Leveraged ETF’s can be a great way to make some good money. But there are risks associated with these ETF’s that are specific to them. That specific risk is called contango.
Leveraged ETF’s use futures contracts to achieve their multiple. They may use any number of futures to achieve this: oil, corn, mini’s, soy beans, etc. etc., the list goes on. But when using futures, there is a problem.
Contango is what happens when the leveraged ETF purchases front month futures, closes them out, and then purchase the next contract for more money. Example: Let’s say I buy a futures contract for $100. Later in the month I close that contract out, and purchase the next month’s futures for $101. Because that new contract cost $1 more, I can now buy 1% less than I could the previous month. No big deal, right? That’s just 1%. However, multiply that by 12 months and you are looking at a 12% loss annualized.
Contango can and will eat away your leveraged ETF gains.
Sometimes, the new contract purchased is cheaper, and that actually helps your ETF. This is called backwardation. Example: I purchase a futures contract for $100, and I sell that contract at the end of the month. I then purchase the next months contract for $99. I can now purchase 1% more. This helps the ETF and your position.

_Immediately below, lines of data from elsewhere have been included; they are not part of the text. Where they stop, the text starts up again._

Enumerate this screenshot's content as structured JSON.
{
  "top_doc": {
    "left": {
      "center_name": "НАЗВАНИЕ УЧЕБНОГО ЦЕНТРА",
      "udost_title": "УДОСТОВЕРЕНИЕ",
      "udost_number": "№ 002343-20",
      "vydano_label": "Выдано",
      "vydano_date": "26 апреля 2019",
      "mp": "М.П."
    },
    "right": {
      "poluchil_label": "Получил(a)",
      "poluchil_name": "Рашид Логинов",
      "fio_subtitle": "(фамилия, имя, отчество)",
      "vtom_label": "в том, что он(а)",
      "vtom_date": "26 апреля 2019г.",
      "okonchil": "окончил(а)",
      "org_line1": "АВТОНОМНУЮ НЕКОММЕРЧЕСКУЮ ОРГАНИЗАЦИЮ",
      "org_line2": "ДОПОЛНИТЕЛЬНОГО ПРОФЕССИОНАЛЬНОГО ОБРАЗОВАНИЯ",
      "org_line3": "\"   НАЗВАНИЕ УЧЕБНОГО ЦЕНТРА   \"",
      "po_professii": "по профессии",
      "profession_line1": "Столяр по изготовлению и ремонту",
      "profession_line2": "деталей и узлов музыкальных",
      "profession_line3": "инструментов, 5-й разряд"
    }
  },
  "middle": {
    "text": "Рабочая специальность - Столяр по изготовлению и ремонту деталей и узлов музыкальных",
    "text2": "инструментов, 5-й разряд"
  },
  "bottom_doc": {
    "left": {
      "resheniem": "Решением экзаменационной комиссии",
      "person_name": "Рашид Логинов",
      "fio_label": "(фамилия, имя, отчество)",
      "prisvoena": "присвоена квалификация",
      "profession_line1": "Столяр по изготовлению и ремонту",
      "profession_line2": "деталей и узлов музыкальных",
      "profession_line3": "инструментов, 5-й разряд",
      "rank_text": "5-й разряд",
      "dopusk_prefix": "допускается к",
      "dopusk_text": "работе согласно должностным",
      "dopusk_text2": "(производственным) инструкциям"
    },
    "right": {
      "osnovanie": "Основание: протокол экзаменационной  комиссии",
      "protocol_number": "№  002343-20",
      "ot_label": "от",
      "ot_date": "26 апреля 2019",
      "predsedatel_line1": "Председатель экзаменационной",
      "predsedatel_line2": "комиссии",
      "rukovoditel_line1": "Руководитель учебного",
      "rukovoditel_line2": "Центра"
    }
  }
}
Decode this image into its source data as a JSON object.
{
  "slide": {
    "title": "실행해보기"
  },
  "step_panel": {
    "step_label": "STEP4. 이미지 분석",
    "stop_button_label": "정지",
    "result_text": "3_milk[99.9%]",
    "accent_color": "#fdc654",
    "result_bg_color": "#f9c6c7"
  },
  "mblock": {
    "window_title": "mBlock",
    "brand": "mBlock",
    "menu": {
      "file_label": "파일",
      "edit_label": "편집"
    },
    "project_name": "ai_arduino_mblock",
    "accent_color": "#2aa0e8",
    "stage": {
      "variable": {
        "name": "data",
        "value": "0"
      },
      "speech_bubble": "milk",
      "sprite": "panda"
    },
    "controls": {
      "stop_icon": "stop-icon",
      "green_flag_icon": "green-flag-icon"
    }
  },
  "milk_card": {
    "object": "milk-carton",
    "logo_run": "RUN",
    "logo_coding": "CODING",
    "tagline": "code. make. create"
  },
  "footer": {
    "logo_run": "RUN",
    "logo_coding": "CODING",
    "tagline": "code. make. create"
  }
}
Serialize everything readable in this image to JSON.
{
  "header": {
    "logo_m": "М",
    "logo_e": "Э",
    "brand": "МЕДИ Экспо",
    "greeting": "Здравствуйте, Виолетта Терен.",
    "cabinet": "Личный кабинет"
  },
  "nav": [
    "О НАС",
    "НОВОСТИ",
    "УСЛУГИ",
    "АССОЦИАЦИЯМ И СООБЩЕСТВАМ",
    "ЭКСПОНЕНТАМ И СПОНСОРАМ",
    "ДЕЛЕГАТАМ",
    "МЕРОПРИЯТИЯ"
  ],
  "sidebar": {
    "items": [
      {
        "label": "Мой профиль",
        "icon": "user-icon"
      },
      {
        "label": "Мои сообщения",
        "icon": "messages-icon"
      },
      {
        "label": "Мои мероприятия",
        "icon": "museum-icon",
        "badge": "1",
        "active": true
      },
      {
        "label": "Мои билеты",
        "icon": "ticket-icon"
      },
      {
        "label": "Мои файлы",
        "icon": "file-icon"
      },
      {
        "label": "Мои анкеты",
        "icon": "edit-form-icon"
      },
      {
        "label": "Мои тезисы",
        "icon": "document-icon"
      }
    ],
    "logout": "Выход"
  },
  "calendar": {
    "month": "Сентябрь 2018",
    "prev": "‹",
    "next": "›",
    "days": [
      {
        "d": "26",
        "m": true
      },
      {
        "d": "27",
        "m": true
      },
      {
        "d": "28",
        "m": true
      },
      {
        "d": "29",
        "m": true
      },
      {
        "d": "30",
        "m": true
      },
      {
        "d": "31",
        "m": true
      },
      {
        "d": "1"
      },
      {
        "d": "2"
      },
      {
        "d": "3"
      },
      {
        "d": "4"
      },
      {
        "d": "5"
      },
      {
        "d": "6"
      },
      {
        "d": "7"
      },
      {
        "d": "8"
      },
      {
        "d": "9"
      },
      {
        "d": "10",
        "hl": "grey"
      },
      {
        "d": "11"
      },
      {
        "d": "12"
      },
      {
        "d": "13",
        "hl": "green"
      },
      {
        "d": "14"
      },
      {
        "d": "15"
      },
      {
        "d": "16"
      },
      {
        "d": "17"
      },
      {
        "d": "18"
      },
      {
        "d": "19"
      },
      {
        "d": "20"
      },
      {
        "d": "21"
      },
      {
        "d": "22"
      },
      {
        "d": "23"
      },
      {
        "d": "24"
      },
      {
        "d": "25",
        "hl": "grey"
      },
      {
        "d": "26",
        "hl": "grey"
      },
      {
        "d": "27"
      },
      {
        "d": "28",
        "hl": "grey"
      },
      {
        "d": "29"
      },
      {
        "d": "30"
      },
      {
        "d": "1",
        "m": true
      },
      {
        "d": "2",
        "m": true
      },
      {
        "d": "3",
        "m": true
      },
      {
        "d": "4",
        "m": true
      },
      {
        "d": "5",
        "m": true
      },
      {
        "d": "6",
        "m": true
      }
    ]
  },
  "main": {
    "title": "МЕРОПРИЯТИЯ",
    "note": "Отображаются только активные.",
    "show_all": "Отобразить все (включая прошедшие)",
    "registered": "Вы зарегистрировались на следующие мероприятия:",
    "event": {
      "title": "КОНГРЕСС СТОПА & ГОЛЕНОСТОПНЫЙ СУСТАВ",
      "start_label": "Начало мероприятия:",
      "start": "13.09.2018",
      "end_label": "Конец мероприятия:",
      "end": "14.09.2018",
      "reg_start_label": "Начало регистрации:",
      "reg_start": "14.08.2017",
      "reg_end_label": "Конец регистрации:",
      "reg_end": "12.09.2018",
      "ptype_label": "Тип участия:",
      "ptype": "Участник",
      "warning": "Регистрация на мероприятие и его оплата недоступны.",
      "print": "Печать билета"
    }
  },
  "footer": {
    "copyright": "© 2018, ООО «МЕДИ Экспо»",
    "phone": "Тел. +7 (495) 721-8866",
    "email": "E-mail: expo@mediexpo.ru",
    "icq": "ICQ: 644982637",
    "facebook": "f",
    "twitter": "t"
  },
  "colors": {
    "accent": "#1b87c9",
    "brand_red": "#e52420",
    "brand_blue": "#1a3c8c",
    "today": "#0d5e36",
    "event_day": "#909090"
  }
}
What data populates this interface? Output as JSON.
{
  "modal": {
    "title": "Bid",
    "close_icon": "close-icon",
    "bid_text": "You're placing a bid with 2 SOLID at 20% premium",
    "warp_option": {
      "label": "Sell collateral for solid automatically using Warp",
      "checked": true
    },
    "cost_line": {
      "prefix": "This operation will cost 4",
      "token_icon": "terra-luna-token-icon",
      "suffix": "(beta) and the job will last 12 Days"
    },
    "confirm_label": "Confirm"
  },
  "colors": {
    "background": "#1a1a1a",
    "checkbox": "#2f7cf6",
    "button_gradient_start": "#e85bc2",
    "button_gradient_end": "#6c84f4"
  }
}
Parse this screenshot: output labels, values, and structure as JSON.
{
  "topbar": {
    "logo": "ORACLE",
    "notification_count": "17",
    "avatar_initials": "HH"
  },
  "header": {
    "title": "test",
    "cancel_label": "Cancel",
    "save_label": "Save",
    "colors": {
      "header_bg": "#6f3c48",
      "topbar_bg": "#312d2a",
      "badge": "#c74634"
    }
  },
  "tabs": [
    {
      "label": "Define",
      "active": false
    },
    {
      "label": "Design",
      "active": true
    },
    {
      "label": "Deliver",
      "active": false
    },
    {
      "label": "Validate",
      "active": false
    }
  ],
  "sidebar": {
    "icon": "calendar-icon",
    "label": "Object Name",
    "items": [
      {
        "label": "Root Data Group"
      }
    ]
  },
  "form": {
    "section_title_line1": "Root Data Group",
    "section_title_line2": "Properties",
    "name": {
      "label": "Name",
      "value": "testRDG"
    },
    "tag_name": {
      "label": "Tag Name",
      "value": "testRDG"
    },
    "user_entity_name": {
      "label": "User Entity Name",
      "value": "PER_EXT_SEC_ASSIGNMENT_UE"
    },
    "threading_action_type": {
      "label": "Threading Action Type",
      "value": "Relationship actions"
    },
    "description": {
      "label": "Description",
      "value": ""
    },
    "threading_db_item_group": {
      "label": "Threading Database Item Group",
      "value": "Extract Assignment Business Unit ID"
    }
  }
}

Leveraged ETF’s on the surface seem like a great thing when you are sure of the direction of that ETF. However, there are risks, like contango, that are real and can degrade your position pretty quickly.
It is my opinion that leveraged ETF’s are best suited for day trading or small swing trades. Holding leveraged ETF’s from month to month can be dangerous.